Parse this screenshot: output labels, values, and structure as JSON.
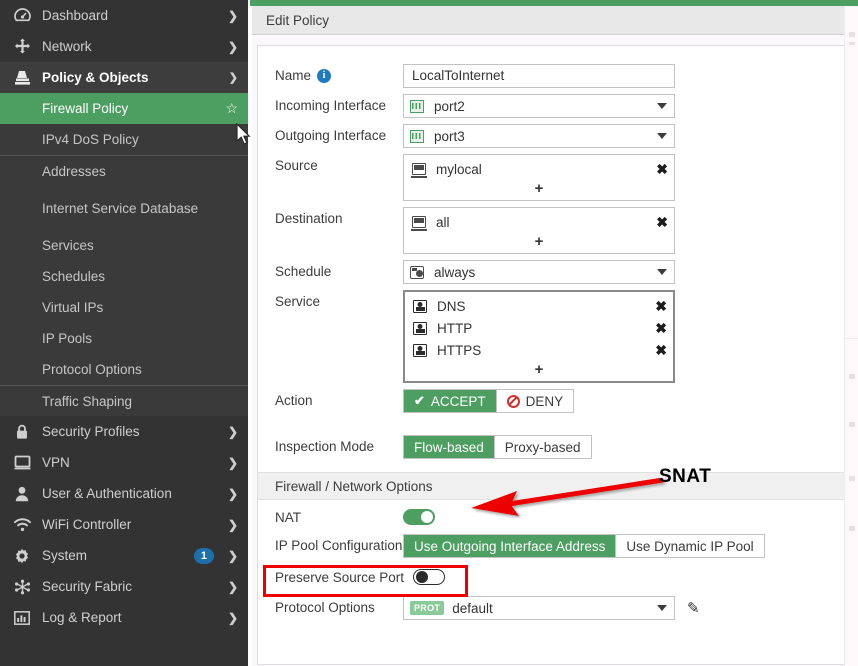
{
  "theme": {
    "accent_green": "#4d9e61",
    "sidebar_bg": "#333333",
    "badge_blue": "#1e6fa8",
    "annotation_red": "#ee0000",
    "deny_red": "#d0342c"
  },
  "sidebar": {
    "items": [
      {
        "label": "Dashboard",
        "icon": "dashboard-gauge-icon",
        "chevron": "right",
        "type": "top"
      },
      {
        "label": "Network",
        "icon": "network-arrows-icon",
        "chevron": "right",
        "type": "top"
      },
      {
        "label": "Policy & Objects",
        "icon": "policy-stamp-icon",
        "chevron": "down",
        "type": "expanded"
      },
      {
        "label": "Firewall Policy",
        "type": "sub-active",
        "star": "☆"
      },
      {
        "label": "IPv4 DoS Policy",
        "type": "sub"
      },
      {
        "label": "Addresses",
        "type": "sub",
        "divider_above": true
      },
      {
        "label": "Internet Service Database",
        "type": "sub-two-line"
      },
      {
        "label": "Services",
        "type": "sub"
      },
      {
        "label": "Schedules",
        "type": "sub"
      },
      {
        "label": "Virtual IPs",
        "type": "sub"
      },
      {
        "label": "IP Pools",
        "type": "sub"
      },
      {
        "label": "Protocol Options",
        "type": "sub"
      },
      {
        "label": "Traffic Shaping",
        "type": "sub",
        "divider_above": true
      },
      {
        "label": "Security Profiles",
        "icon": "lock-icon",
        "chevron": "right",
        "type": "top"
      },
      {
        "label": "VPN",
        "icon": "monitor-icon",
        "chevron": "right",
        "type": "top"
      },
      {
        "label": "User & Authentication",
        "icon": "user-icon",
        "chevron": "right",
        "type": "top"
      },
      {
        "label": "WiFi Controller",
        "icon": "wifi-icon",
        "chevron": "right",
        "type": "top"
      },
      {
        "label": "System",
        "icon": "gear-icon",
        "chevron": "right",
        "type": "top",
        "badge": "1"
      },
      {
        "label": "Security Fabric",
        "icon": "fabric-nodes-icon",
        "chevron": "right",
        "type": "top"
      },
      {
        "label": "Log & Report",
        "icon": "chart-bars-icon",
        "chevron": "right",
        "type": "top"
      }
    ]
  },
  "header": {
    "title": "Edit Policy"
  },
  "form": {
    "name": {
      "label": "Name",
      "value": "LocalToInternet",
      "info_icon": "info-icon"
    },
    "incoming_interface": {
      "label": "Incoming Interface",
      "value": "port2",
      "icon": "port-icon"
    },
    "outgoing_interface": {
      "label": "Outgoing Interface",
      "value": "port3",
      "icon": "port-icon"
    },
    "source": {
      "label": "Source",
      "entries": [
        {
          "value": "mylocal",
          "icon": "host-address-icon",
          "remove": "✖"
        }
      ],
      "add": "+"
    },
    "destination": {
      "label": "Destination",
      "entries": [
        {
          "value": "all",
          "icon": "host-address-icon",
          "remove": "✖"
        }
      ],
      "add": "+"
    },
    "schedule": {
      "label": "Schedule",
      "value": "always",
      "icon": "schedule-clock-icon"
    },
    "service": {
      "label": "Service",
      "entries": [
        {
          "value": "DNS",
          "icon": "service-icon",
          "remove": "✖"
        },
        {
          "value": "HTTP",
          "icon": "service-icon",
          "remove": "✖"
        },
        {
          "value": "HTTPS",
          "icon": "service-icon",
          "remove": "✖"
        }
      ],
      "add": "+"
    },
    "action": {
      "label": "Action",
      "options": [
        {
          "label": "ACCEPT",
          "selected": true,
          "icon": "check-icon"
        },
        {
          "label": "DENY",
          "selected": false,
          "icon": "deny-icon"
        }
      ]
    },
    "inspection_mode": {
      "label": "Inspection Mode",
      "options": [
        {
          "label": "Flow-based",
          "selected": true
        },
        {
          "label": "Proxy-based",
          "selected": false
        }
      ]
    }
  },
  "network_options": {
    "section_title": "Firewall / Network Options",
    "nat": {
      "label": "NAT",
      "state": "on"
    },
    "ip_pool_configuration": {
      "label": "IP Pool Configuration",
      "options": [
        {
          "label": "Use Outgoing Interface Address",
          "selected": true
        },
        {
          "label": "Use Dynamic IP Pool",
          "selected": false
        }
      ]
    },
    "preserve_source_port": {
      "label": "Preserve Source Port",
      "state": "off"
    },
    "protocol_options": {
      "label": "Protocol Options",
      "badge": "PROT",
      "value": "default",
      "edit_icon": "pencil-icon"
    }
  },
  "annotation": {
    "label": "SNAT",
    "arrow": "arrow-pointing-to-nat-row"
  }
}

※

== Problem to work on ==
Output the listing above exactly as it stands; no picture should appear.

== Answer ==
Parse this screenshot: output labels, values, and structure as JSON.
{
  "theme": {
    "accent_green": "#4d9e61",
    "sidebar_bg": "#333333",
    "badge_blue": "#1e6fa8",
    "annotation_red": "#ee0000",
    "deny_red": "#d0342c"
  },
  "sidebar": {
    "items": [
      {
        "label": "Dashboard",
        "icon": "dashboard-gauge-icon",
        "chevron": "right",
        "type": "top"
      },
      {
        "label": "Network",
        "icon": "network-arrows-icon",
        "chevron": "right",
        "type": "top"
      },
      {
        "label": "Policy & Objects",
        "icon": "policy-stamp-icon",
        "chevron": "down",
        "type": "expanded"
      },
      {
        "label": "Firewall Policy",
        "type": "sub-active",
        "star": "☆"
      },
      {
        "label": "IPv4 DoS Policy",
        "type": "sub"
      },
      {
        "label": "Addresses",
        "type": "sub",
        "divider_above": true
      },
      {
        "label": "Internet Service Database",
        "type": "sub-two-line"
      },
      {
        "label": "Services",
        "type": "sub"
      },
      {
        "label": "Schedules",
        "type": "sub"
      },
      {
        "label": "Virtual IPs",
        "type": "sub"
      },
      {
        "label": "IP Pools",
        "type": "sub"
      },
      {
        "label": "Protocol Options",
        "type": "sub"
      },
      {
        "label": "Traffic Shaping",
        "type": "sub",
        "divider_above": true
      },
      {
        "label": "Security Profiles",
        "icon": "lock-icon",
        "chevron": "right",
        "type": "top"
      },
      {
        "label": "VPN",
        "icon": "monitor-icon",
        "chevron": "right",
        "type": "top"
      },
      {
        "label": "User & Authentication",
        "icon": "user-icon",
        "chevron": "right",
        "type": "top"
      },
      {
        "label": "WiFi Controller",
        "icon": "wifi-icon",
        "chevron": "right",
        "type": "top"
      },
      {
        "label": "System",
        "icon": "gear-icon",
        "chevron": "right",
        "type": "top",
        "badge": "1"
      },
      {
        "label": "Security Fabric",
        "icon": "fabric-nodes-icon",
        "chevron": "right",
        "type": "top"
      },
      {
        "label": "Log & Report",
        "icon": "chart-bars-icon",
        "chevron": "right",
        "type": "top"
      }
    ]
  },
  "header": {
    "title": "Edit Policy"
  },
  "form": {
    "name": {
      "label": "Name",
      "value": "LocalToInternet",
      "info_icon": "info-icon"
    },
    "incoming_interface": {
      "label": "Incoming Interface",
      "value": "port2",
      "icon": "port-icon"
    },
    "outgoing_interface": {
      "label": "Outgoing Interface",
      "value": "port3",
      "icon": "port-icon"
    },
    "source": {
      "label": "Source",
      "entries": [
        {
          "value": "mylocal",
          "icon": "host-address-icon",
          "remove": "✖"
        }
      ],
      "add": "+"
    },
    "destination": {
      "label": "Destination",
      "entries": [
        {
          "value": "all",
          "icon": "host-address-icon",
          "remove": "✖"
        }
      ],
      "add": "+"
    },
    "schedule": {
      "label": "Schedule",
      "value": "always",
      "icon": "schedule-clock-icon"
    },
    "service": {
      "label": "Service",
      "entries": [
        {
          "value": "DNS",
          "icon": "service-icon",
          "remove": "✖"
        },
        {
          "value": "HTTP",
          "icon": "service-icon",
          "remove": "✖"
        },
        {
          "value": "HTTPS",
          "icon": "service-icon",
          "remove": "✖"
        }
      ],
      "add": "+"
    },
    "action": {
      "label": "Action",
      "options": [
        {
          "label": "ACCEPT",
          "selected": true,
          "icon": "check-icon"
        },
        {
          "label": "DENY",
          "selected": false,
          "icon": "deny-icon"
        }
      ]
    },
    "inspection_mode": {
      "label": "Inspection Mode",
      "options": [
        {
          "label": "Flow-based",
          "selected": true
        },
        {
          "label": "Proxy-based",
          "selected": false
        }
      ]
    }
  },
  "network_options": {
    "section_title": "Firewall / Network Options",
    "nat": {
      "label": "NAT",
      "state": "on"
    },
    "ip_pool_configuration": {
      "label": "IP Pool Configuration",
      "options": [
        {
          "label": "Use Outgoing Interface Address",
          "selected": true
        },
        {
          "label": "Use Dynamic IP Pool",
          "selected": false
        }
      ]
    },
    "preserve_source_port": {
      "label": "Preserve Source Port",
      "state": "off"
    },
    "protocol_options": {
      "label": "Protocol Options",
      "badge": "PROT",
      "value": "default",
      "edit_icon": "pencil-icon"
    }
  },
  "annotation": {
    "label": "SNAT",
    "arrow": "arrow-pointing-to-nat-row"
  }
}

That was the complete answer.